Your cat has his/her own way of telling you how they are feeling.
These are some of the cat signs you will recognize:
When a cat is pleased to see you, she will put her tail straight up. The ultimate in happiness is a tail bolt upright and with a little hook at the end or quivering. Her ears are erect, and her eyelids might be slightly lowered. She’ll rub her face and body against you.
Some cats are vocal. Generally the higher-pitched sounds are "happy" while lower pitched can show frustration and be more demanding. For the most part, purrs are an indication of contentment. Kitty chortles and trills--a "prrrrupttt!" sound, is a also a good indication of cat happiness.

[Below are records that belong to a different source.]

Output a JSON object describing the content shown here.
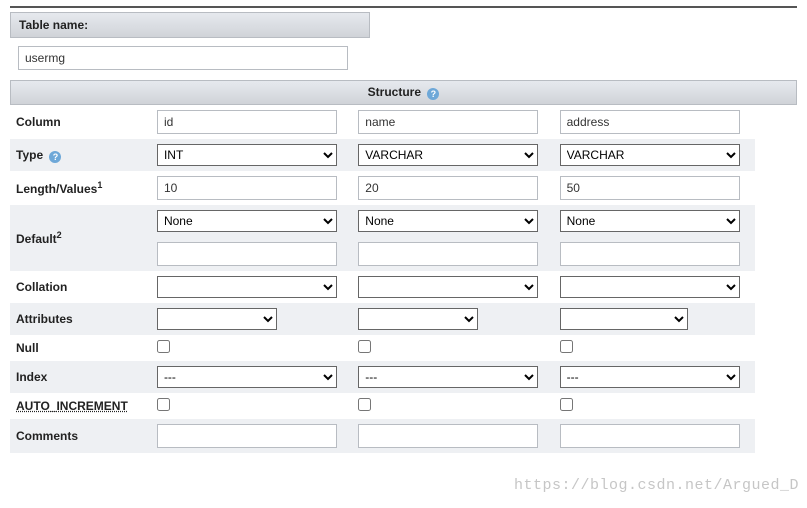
{
  "tableNameLabel": "Table name:",
  "tableNameValue": "usermg",
  "structureHeader": "Structure",
  "labels": {
    "column": "Column",
    "type": "Type",
    "length": "Length/Values",
    "lengthSup": "1",
    "default": "Default",
    "defaultSup": "2",
    "collation": "Collation",
    "attributes": "Attributes",
    "null": "Null",
    "index": "Index",
    "autoIncrement": "AUTO_INCREMENT",
    "comments": "Comments"
  },
  "cols": [
    {
      "name": "id",
      "type": "INT",
      "length": "10",
      "default": "None",
      "defaultExtra": "",
      "collation": "",
      "attributes": "",
      "null": false,
      "index": "---",
      "autoInc": false,
      "comments": ""
    },
    {
      "name": "name",
      "type": "VARCHAR",
      "length": "20",
      "default": "None",
      "defaultExtra": "",
      "collation": "",
      "attributes": "",
      "null": false,
      "index": "---",
      "autoInc": false,
      "comments": ""
    },
    {
      "name": "address",
      "type": "VARCHAR",
      "length": "50",
      "default": "None",
      "defaultExtra": "",
      "collation": "",
      "attributes": "",
      "null": false,
      "index": "---",
      "autoInc": false,
      "comments": ""
    }
  ],
  "watermark": "https://blog.csdn.net/Argued_D"
}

Quiet cats may express happiness with silence and vocalize more to express unhappiness.
The relaxed, contented cat may rest with front paws tucked under, ears forward, eyelids half closed. Half-closed eyes mean "I am sleepy and content." An eye-blink from across the room is a also a happy cat gesture. If she lies on her back with all four paws in the air she is very relaxed. This is also an indication that she may allow you to stroke her tummy, which is a sign of trust.
If your cat is curled up in your lap and is purring, he's probably very content. When a cat feels happy, he will often start kneading. Some very affectionate cats will put their paws around you and literally hang from your neck -- as with humans, this is just "a big hug."

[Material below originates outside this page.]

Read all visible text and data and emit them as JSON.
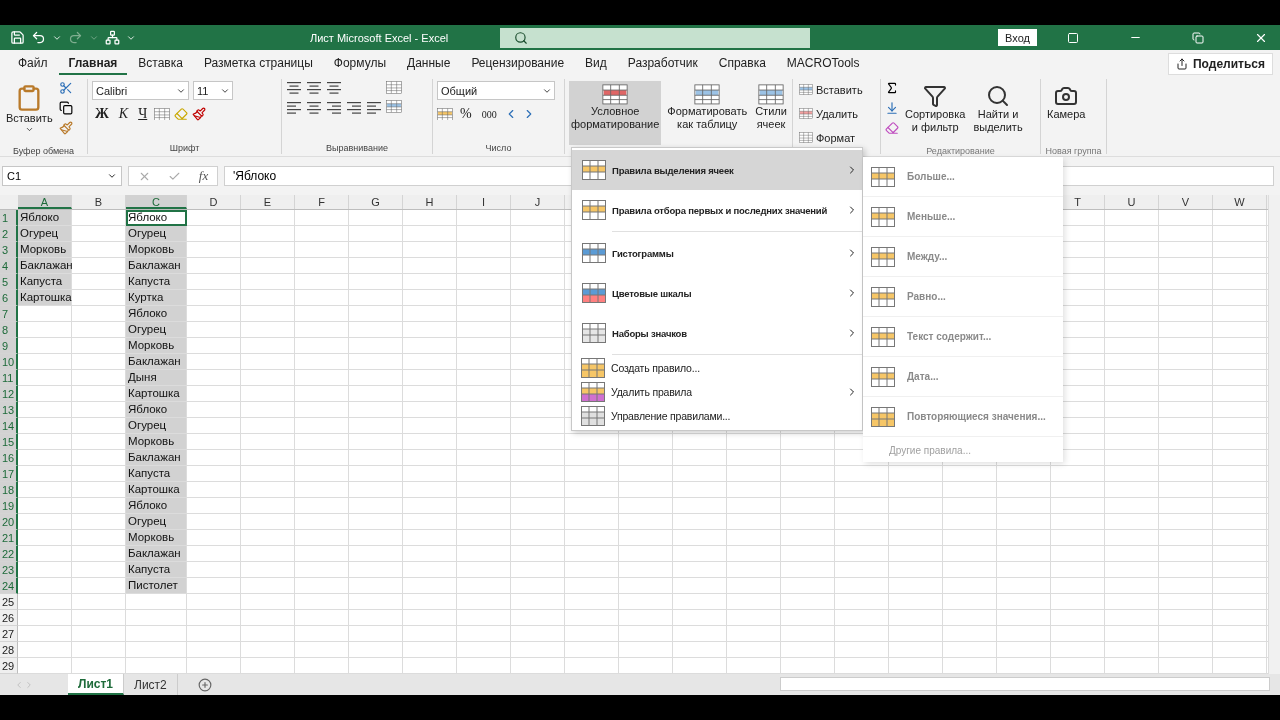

A cat holding her head up is a content and confident cat. She'll show interest in her environment. She may "supervise" with a paw into everything new around the house. Or she may simply watch calmly from a distance.
A curious cat’s tail will be up and might also move a little from side to side. Ears will be erect and eyes will be wide open. Ears straight up slightly facing forward and relaxed whiskers are signs of a happy and alert cat. A stroke from you may cause her to move her whiskers slightly forward and half-close the eyes. This, with a soft purr, tells you she is a very content cat.
Kittens play nonstop and are perpetually happy. For adult cats, play is a terrific indication of happiness. As cats mature and progress into old age, play activity diminishes. But any amount of play -- from racing to wrestling, indicates happiness. Cats play with those they like and trust. When the cat lies on her side or is sitting down and the tail twitches slightly, it often means "I am interested, ready to play."
Cats who feel good keep themselves well groomed. Grooming other cats or licking humans also shows trust and a positive relationship. Cats happy with each other groom one another.